This model is also consistent with observations of genetically compartmentalized infection32,33
and with suggestions that CSF HIV-1 derives principally from short-lived cells, likely lymphocytes.32
When applied to understanding treatment effects, this model suggests that reducing systemic immune activation with ART may contribute to suppressing CSF infection, not only in the failures but also in the successes. Because of the BBB and BCB, most antiviral drugs do not achieve concentrations in brain or CSF comparable to those in plasma or systemic organs and therefore might be expected to be less effective in these compartments.34
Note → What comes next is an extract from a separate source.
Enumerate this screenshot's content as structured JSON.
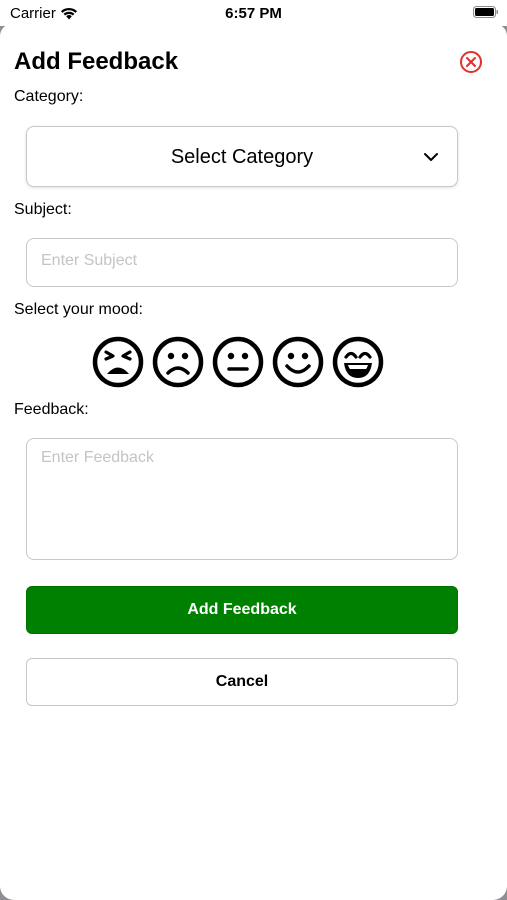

However, as in this group of subjects, most studies of treatment on CSF HIV-1 have shown effective viral suppression.5,14–16
Although in some patients CSF HIV-1 RNA decays with treatment more slowly than plasma RNA does, in many CSF virus falls just as rapidly through the first phase of decay, and good overall therapeutic responses seem to be the rule with occasional notable exceptions.5,35–37
How is this possible, with CSF’s lower drug access? Reduction of immune activation, leading to both reduced influx of infected cells and down-regulation of local amplification, may contribute importantly. Autonomous infection within meningeal and perivascular macrophages and microglial cells38
likely is also modulated as part of the generalized immunoactivation, as suggested by the correlation of CD8 activation with CSF neopterin (a marker of local macrophage activation and intrathecal immunoactivation25,39
) and the contribution of CSF neopterin to the multivariate model of CSF HIV-1 RNA concentrations. Indeed, local macrophage activation, as indicated by neopterin concentrations, likely also contributes to CSF pleocytosis, perhaps through chemotactic signals or other mechanisms.
CNS HIV-1 infection is an important component of systemic infection and a critical target of therapy. These studies suggest that the level of systemic immune activation is an important modulator of this infection and that its downregulation by ART may contribute to controlling HIV-1 in this compartment and explain the better-than-predicted responses of CSF HIV-1 to ART and both the preventative40
effects of treatment on ADC, although importantly the current study was confined to subjects without neurological impairment.